Usually when I see that it’s because of the testing seasons the projected RIT is based on. For example, if – based on the fall score – the student’s projected RIT for spring was 210, and then he got a 212 on his winter assessment, if the report is still showing fall-to-spring projection, the 210 will still be showing as projected growth.

Jennifer says

For example, I have a student who scored a 202 in the fall, a 225 in the winter, and NWEA is projecting a 210 for the spring.

Jennifer says

By the way, this report is a Fall ’16 to Spring ’16 report.

For the Teachers says

That makes sense. If you run the report for Winter to Spring you’ll get a growth projection based on his winter score.

Rachel says

I was wondering what you thoughts were on ” negative” growth? My 4 th grade daughter just took the NWEA tests, and went down a few points in reading and language. She had scored 227 in the Winter on Language and is now at 226 and scored 233 in Reading for Winter and is now 231. Her teacher was not pleased with her score going down, but I feel my daughter has been extremely bored this year and hasn’t been challenged enough. Could that be why her scores have not changed?

For the Teachers says

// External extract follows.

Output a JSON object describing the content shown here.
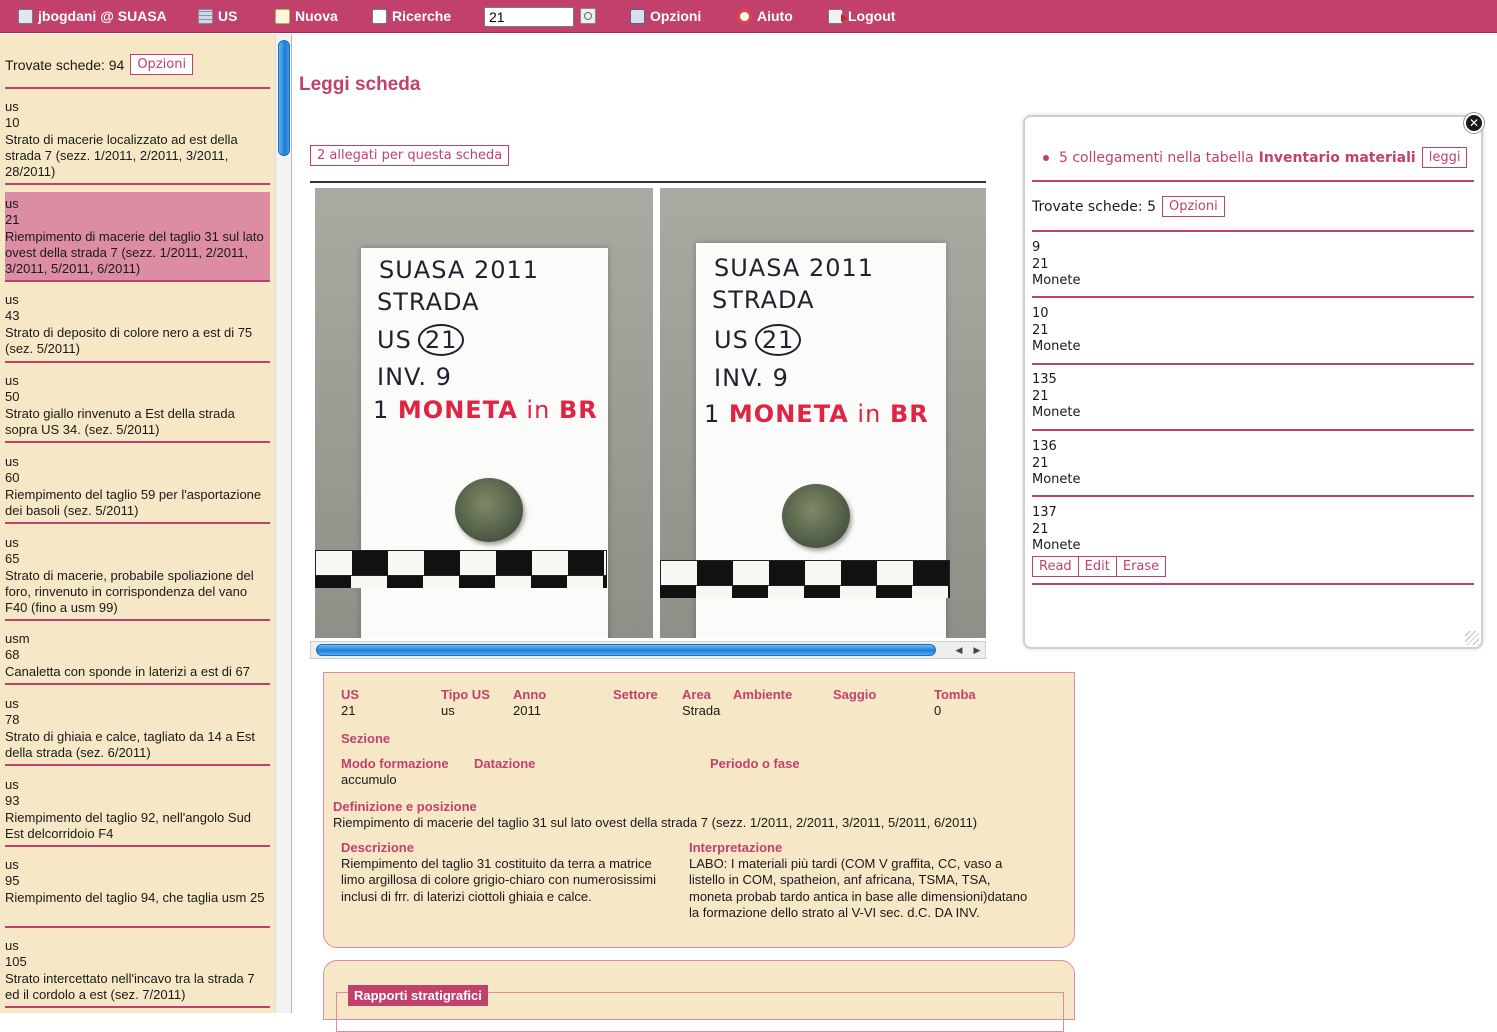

My daughter’s score dropped last year too. There are a lot of reasons why that might happen. The first thing I always look at is how much time the student took to take the test compared to the fall. The most common reason for a score to drop – in my experience, at least – is if a student is rushing, distracted, or simply not trying very hard. In my daughter’s case, the length of time on the test was about the same fall and spring, so we started looking at other possibilities: Had she been feeling well that day? Did we remember her being overtired or having something else on her mind? In our case, we really don’t know why her score went down, but since it was only by a few points, and because her teacher assured me her school work was showing that she was making progress, we didn’t worry about it, and she did show growth the next time she tested.

In your daughter’s case, it seems unlikely that her scored would go down because she’s been so bored, but being bored may have impacted her motivation to try as hard on the test as she otherwise might have. You might simply ask her if she felt like she did her best. The score difference isn’t much; it’s within the standard measure of error, so I wouldn’t worry about it too much. If her score isn’t back up in the fall, that would concern me far more. The pattern of scores over time tells a more complete story than any one score by itself.